The Venetian government now put aside its resentment and was officially represented at the magnificent wedding festivities, for it saw in Bianca Cappello an instrument for cementing good relations with Tuscany.

All cocoons stained by the premature death of the chrysalides (chiques), pierced cocoons, and any from other causes rendered unreelable, are put aside for the spun-silk manufacture.

As this complete desilverization is only possible by the use of an excess of zinc, the unsaturated zinc-silver-lead alloy is put aside to form part of the second zincking of the next following charge.

On the 21st of October parliament met, and, though Charles in his speech had barely alluded t o o the plot, all other business was put aside and Oates was called before the House.

Advanced seriously, however, as truths to-day, they are put aside as anachronisms not worthy of dispute.

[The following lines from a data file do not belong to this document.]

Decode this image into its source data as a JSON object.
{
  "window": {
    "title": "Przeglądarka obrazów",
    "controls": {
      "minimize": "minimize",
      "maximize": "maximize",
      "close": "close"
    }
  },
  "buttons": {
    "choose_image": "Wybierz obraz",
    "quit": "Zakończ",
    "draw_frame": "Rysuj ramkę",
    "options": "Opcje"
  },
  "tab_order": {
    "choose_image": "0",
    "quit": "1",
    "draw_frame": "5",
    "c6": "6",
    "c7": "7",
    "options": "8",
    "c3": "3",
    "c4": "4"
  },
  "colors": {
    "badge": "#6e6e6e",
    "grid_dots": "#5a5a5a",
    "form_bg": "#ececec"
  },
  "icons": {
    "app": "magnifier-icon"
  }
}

Autumn is warmer than spring, especially in the coastal regions, and this is exaggerated in the eastern region by local land winds, which replace the cool sea-breezes of summer: overcoats are ordinarily worn in Spain and Italy till July, and are then put aside till October.